------ Data to process

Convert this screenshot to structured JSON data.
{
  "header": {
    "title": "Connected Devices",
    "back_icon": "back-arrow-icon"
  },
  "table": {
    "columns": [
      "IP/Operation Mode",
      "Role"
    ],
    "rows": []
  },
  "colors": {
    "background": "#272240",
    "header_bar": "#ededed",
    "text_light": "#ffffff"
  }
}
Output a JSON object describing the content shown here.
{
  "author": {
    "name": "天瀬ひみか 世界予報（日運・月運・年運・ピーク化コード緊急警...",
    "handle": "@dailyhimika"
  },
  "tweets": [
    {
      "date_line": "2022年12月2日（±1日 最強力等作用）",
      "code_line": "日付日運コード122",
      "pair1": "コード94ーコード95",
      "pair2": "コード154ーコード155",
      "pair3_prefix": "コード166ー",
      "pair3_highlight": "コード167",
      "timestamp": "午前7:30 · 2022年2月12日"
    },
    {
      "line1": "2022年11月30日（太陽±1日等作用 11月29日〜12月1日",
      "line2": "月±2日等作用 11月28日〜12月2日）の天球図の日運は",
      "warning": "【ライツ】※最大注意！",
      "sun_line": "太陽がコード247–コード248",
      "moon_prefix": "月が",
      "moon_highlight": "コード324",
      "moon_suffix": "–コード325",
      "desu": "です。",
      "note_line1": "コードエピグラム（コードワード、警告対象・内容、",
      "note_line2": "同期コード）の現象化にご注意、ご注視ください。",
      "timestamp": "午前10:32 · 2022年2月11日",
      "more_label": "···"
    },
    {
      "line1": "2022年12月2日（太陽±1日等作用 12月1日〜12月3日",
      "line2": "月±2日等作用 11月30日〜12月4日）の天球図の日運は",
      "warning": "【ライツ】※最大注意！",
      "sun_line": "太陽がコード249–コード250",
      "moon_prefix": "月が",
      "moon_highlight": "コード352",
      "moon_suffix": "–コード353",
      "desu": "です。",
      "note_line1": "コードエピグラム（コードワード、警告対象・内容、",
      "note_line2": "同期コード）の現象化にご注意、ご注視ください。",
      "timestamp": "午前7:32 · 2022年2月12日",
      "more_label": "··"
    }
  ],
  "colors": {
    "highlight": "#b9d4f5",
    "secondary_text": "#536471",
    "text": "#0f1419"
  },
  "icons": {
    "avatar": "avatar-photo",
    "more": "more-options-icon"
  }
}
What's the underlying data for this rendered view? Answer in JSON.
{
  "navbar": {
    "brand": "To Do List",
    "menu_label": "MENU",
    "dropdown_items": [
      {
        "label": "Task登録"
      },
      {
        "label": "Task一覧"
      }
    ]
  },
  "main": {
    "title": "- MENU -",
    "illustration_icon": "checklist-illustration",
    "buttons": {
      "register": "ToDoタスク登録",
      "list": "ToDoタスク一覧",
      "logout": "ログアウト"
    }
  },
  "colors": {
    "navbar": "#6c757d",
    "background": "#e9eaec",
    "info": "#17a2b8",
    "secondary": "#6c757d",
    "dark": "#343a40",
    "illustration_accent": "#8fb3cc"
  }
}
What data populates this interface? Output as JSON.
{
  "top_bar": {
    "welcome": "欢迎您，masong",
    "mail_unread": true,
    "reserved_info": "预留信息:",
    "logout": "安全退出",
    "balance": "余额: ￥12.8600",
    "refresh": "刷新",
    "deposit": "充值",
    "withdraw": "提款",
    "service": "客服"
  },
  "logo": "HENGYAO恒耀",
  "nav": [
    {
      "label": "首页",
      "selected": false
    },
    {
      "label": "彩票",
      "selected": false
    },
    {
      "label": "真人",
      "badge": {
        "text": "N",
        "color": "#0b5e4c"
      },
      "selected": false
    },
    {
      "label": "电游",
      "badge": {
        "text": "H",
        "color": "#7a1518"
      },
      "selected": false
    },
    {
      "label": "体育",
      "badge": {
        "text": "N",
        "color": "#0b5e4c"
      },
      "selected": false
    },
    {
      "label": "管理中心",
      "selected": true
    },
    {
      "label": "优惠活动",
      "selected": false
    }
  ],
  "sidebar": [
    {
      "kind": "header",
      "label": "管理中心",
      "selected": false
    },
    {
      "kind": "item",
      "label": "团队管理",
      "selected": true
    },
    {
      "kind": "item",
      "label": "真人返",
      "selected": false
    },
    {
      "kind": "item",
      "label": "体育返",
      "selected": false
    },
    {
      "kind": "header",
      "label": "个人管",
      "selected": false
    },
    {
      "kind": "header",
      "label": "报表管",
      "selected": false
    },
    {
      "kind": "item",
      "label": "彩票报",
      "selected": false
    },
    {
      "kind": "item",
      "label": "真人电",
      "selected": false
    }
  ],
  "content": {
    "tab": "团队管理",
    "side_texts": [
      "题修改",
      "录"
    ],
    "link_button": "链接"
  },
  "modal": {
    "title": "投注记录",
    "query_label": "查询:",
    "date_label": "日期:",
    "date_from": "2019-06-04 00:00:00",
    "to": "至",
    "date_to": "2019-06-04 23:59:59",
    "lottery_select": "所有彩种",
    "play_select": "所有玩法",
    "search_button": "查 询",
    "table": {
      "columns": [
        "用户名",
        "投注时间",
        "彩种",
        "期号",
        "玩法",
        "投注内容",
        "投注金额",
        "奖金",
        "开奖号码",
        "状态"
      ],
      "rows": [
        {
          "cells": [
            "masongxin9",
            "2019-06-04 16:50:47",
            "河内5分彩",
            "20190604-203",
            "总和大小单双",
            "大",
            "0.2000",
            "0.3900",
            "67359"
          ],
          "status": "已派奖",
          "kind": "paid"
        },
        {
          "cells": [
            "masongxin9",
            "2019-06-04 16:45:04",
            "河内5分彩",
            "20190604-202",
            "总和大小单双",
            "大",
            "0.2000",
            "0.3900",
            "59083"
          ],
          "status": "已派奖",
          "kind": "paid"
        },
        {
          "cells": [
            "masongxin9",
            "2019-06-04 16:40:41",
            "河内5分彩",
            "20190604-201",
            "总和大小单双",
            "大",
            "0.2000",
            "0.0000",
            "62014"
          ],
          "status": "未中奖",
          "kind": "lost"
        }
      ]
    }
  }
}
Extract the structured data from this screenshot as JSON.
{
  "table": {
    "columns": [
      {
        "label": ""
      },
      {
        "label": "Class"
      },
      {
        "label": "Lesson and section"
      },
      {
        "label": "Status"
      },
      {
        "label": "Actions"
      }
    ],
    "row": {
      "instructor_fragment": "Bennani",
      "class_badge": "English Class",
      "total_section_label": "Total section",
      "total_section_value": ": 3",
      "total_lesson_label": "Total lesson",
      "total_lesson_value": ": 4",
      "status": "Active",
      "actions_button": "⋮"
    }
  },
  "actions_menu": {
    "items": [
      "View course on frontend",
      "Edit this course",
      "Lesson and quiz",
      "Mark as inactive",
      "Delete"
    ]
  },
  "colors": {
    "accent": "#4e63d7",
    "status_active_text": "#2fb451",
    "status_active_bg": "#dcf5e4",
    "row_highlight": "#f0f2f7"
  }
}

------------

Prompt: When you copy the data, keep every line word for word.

Solution:
Convert this screenshot to structured JSON data.
{
  "header": {
    "title": "Connected Devices",
    "back_icon": "back-arrow-icon"
  },
  "table": {
    "columns": [
      "IP/Operation Mode",
      "Role"
    ],
    "rows": []
  },
  "colors": {
    "background": "#272240",
    "header_bar": "#ededed",
    "text_light": "#ffffff"
  }
}
Output a JSON object describing the content shown here.
{
  "author": {
    "name": "天瀬ひみか 世界予報（日運・月運・年運・ピーク化コード緊急警...",
    "handle": "@dailyhimika"
  },
  "tweets": [
    {
      "date_line": "2022年12月2日（±1日 最強力等作用）",
      "code_line": "日付日運コード122",
      "pair1": "コード94ーコード95",
      "pair2": "コード154ーコード155",
      "pair3_prefix": "コード166ー",
      "pair3_highlight": "コード167",
      "timestamp": "午前7:30 · 2022年2月12日"
    },
    {
      "line1": "2022年11月30日（太陽±1日等作用 11月29日〜12月1日",
      "line2": "月±2日等作用 11月28日〜12月2日）の天球図の日運は",
      "warning": "【ライツ】※最大注意！",
      "sun_line": "太陽がコード247–コード248",
      "moon_prefix": "月が",
      "moon_highlight": "コード324",
      "moon_suffix": "–コード325",
      "desu": "です。",
      "note_line1": "コードエピグラム（コードワード、警告対象・内容、",
      "note_line2": "同期コード）の現象化にご注意、ご注視ください。",
      "timestamp": "午前10:32 · 2022年2月11日",
      "more_label": "···"
    },
    {
      "line1": "2022年12月2日（太陽±1日等作用 12月1日〜12月3日",
      "line2": "月±2日等作用 11月30日〜12月4日）の天球図の日運は",
      "warning": "【ライツ】※最大注意！",
      "sun_line": "太陽がコード249–コード250",
      "moon_prefix": "月が",
      "moon_highlight": "コード352",
      "moon_suffix": "–コード353",
      "desu": "です。",
      "note_line1": "コードエピグラム（コードワード、警告対象・内容、",
      "note_line2": "同期コード）の現象化にご注意、ご注視ください。",
      "timestamp": "午前7:32 · 2022年2月12日",
      "more_label": "··"
    }
  ],
  "colors": {
    "highlight": "#b9d4f5",
    "secondary_text": "#536471",
    "text": "#0f1419"
  },
  "icons": {
    "avatar": "avatar-photo",
    "more": "more-options-icon"
  }
}
What's the underlying data for this rendered view? Answer in JSON.
{
  "navbar": {
    "brand": "To Do List",
    "menu_label": "MENU",
    "dropdown_items": [
      {
        "label": "Task登録"
      },
      {
        "label": "Task一覧"
      }
    ]
  },
  "main": {
    "title": "- MENU -",
    "illustration_icon": "checklist-illustration",
    "buttons": {
      "register": "ToDoタスク登録",
      "list": "ToDoタスク一覧",
      "logout": "ログアウト"
    }
  },
  "colors": {
    "navbar": "#6c757d",
    "background": "#e9eaec",
    "info": "#17a2b8",
    "secondary": "#6c757d",
    "dark": "#343a40",
    "illustration_accent": "#8fb3cc"
  }
}
What data populates this interface? Output as JSON.
{
  "top_bar": {
    "welcome": "欢迎您，masong",
    "mail_unread": true,
    "reserved_info": "预留信息:",
    "logout": "安全退出",
    "balance": "余额: ￥12.8600",
    "refresh": "刷新",
    "deposit": "充值",
    "withdraw": "提款",
    "service": "客服"
  },
  "logo": "HENGYAO恒耀",
  "nav": [
    {
      "label": "首页",
      "selected": false
    },
    {
      "label": "彩票",
      "selected": false
    },
    {
      "label": "真人",
      "badge": {
        "text": "N",
        "color": "#0b5e4c"
      },
      "selected": false
    },
    {
      "label": "电游",
      "badge": {
        "text": "H",
        "color": "#7a1518"
      },
      "selected": false
    },
    {
      "label": "体育",
      "badge": {
        "text": "N",
        "color": "#0b5e4c"
      },
      "selected": false
    },
    {
      "label": "管理中心",
      "selected": true
    },
    {
      "label": "优惠活动",
      "selected": false
    }
  ],
  "sidebar": [
    {
      "kind": "header",
      "label": "管理中心",
      "selected": false
    },
    {
      "kind": "item",
      "label": "团队管理",
      "selected": true
    },
    {
      "kind": "item",
      "label": "真人返",
      "selected": false
    },
    {
      "kind": "item",
      "label": "体育返",
      "selected": false
    },
    {
      "kind": "header",
      "label": "个人管",
      "selected": false
    },
    {
      "kind": "header",
      "label": "报表管",
      "selected": false
    },
    {
      "kind": "item",
      "label": "彩票报",
      "selected": false
    },
    {
      "kind": "item",
      "label": "真人电",
      "selected": false
    }
  ],
  "content": {
    "tab": "团队管理",
    "side_texts": [
      "题修改",
      "录"
    ],
    "link_button": "链接"
  },
  "modal": {
    "title": "投注记录",
    "query_label": "查询:",
    "date_label": "日期:",
    "date_from": "2019-06-04 00:00:00",
    "to": "至",
    "date_to": "2019-06-04 23:59:59",
    "lottery_select": "所有彩种",
    "play_select": "所有玩法",
    "search_button": "查 询",
    "table": {
      "columns": [
        "用户名",
        "投注时间",
        "彩种",
        "期号",
        "玩法",
        "投注内容",
        "投注金额",
        "奖金",
        "开奖号码",
        "状态"
      ],
      "rows": [
        {
          "cells": [
            "masongxin9",
            "2019-06-04 16:50:47",
            "河内5分彩",
            "20190604-203",
            "总和大小单双",
            "大",
            "0.2000",
            "0.3900",
            "67359"
          ],
          "status": "已派奖",
          "kind": "paid"
        },
        {
          "cells": [
            "masongxin9",
            "2019-06-04 16:45:04",
            "河内5分彩",
            "20190604-202",
            "总和大小单双",
            "大",
            "0.2000",
            "0.3900",
            "59083"
          ],
          "status": "已派奖",
          "kind": "paid"
        },
        {
          "cells": [
            "masongxin9",
            "2019-06-04 16:40:41",
            "河内5分彩",
            "20190604-201",
            "总和大小单双",
            "大",
            "0.2000",
            "0.0000",
            "62014"
          ],
          "status": "未中奖",
          "kind": "lost"
        }
      ]
    }
  }
}
Extract the structured data from this screenshot as JSON.
{
  "table": {
    "columns": [
      {
        "label": ""
      },
      {
        "label": "Class"
      },
      {
        "label": "Lesson and section"
      },
      {
        "label": "Status"
      },
      {
        "label": "Actions"
      }
    ],
    "row": {
      "instructor_fragment": "Bennani",
      "class_badge": "English Class",
      "total_section_label": "Total section",
      "total_section_value": ": 3",
      "total_lesson_label": "Total lesson",
      "total_lesson_value": ": 4",
      "status": "Active",
      "actions_button": "⋮"
    }
  },
  "actions_menu": {
    "items": [
      "View course on frontend",
      "Edit this course",
      "Lesson and quiz",
      "Mark as inactive",
      "Delete"
    ]
  },
  "colors": {
    "accent": "#4e63d7",
    "status_active_text": "#2fb451",
    "status_active_bg": "#dcf5e4",
    "row_highlight": "#f0f2f7"
  }
}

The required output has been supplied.